Within the entries below, find each line containing the word "Assignment" and copy it.

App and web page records
● ● ● ●

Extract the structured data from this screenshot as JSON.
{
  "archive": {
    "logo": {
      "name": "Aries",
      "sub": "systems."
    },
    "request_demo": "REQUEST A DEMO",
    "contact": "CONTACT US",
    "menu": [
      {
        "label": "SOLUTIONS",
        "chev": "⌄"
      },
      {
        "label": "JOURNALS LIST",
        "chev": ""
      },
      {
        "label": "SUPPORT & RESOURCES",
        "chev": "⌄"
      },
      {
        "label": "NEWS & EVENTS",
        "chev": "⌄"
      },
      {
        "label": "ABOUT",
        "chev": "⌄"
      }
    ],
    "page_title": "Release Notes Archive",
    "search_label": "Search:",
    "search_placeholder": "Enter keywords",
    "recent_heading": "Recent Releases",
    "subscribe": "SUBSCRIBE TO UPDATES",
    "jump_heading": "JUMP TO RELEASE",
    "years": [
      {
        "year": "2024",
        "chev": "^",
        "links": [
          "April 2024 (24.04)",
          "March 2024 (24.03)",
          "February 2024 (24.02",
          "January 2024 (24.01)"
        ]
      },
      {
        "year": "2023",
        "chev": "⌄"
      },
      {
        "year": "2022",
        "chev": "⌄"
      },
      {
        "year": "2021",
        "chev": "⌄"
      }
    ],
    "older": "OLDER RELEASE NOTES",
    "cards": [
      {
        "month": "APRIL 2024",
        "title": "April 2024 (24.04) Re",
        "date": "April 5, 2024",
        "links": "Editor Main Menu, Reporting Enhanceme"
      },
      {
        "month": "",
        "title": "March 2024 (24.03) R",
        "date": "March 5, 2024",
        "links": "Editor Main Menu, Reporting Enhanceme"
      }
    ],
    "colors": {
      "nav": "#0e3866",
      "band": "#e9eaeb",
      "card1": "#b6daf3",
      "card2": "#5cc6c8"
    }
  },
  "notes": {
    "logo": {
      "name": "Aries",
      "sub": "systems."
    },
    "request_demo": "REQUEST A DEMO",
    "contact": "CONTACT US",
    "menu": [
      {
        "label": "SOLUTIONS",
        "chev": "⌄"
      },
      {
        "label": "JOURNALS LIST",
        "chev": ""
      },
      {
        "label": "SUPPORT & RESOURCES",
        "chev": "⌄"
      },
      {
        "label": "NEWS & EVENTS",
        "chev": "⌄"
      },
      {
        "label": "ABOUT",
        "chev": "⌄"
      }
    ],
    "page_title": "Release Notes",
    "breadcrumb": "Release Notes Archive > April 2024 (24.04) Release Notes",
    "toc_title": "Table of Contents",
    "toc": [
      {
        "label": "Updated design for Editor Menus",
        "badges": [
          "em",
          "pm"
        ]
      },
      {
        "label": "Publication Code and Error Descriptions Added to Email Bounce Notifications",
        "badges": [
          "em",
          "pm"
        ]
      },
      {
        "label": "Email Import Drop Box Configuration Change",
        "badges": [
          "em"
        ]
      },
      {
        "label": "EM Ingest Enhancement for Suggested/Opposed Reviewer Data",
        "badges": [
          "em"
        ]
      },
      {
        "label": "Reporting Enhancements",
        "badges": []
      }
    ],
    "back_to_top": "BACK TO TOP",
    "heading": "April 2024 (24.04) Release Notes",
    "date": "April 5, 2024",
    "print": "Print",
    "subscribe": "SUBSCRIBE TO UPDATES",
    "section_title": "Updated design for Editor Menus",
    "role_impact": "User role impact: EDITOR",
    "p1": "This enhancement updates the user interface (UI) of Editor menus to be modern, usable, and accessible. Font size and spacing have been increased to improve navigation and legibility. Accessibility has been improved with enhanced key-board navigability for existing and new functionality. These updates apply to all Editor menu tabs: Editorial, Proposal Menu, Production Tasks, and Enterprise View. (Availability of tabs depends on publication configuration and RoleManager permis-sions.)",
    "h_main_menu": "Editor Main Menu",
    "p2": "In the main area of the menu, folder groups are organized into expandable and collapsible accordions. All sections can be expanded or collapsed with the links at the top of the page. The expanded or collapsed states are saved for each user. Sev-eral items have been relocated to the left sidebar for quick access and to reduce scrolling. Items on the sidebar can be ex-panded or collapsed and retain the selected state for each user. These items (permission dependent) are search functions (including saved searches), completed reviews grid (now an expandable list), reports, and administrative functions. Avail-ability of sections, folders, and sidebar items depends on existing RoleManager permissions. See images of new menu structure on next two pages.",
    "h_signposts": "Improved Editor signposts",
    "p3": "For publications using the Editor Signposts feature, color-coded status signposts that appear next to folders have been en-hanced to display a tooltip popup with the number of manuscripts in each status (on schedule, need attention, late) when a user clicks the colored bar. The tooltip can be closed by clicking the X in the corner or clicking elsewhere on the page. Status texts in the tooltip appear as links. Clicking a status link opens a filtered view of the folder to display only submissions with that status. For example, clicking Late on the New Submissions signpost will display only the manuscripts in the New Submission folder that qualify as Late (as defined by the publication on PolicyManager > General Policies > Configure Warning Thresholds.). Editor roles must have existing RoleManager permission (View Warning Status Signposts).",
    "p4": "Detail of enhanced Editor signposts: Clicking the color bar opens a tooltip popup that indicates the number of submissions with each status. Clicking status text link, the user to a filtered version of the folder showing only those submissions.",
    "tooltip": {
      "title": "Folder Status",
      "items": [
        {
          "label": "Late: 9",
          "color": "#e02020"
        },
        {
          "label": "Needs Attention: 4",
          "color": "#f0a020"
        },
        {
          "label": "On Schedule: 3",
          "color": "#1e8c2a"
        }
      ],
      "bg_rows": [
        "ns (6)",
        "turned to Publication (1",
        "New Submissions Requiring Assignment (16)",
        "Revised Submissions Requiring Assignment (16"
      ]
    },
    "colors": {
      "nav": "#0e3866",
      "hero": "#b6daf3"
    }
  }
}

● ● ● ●

YOUR SOLUTION:
        "New Submissions Requiring Assignment (16)",
        "Revised Submissions Requiring Assignment (16"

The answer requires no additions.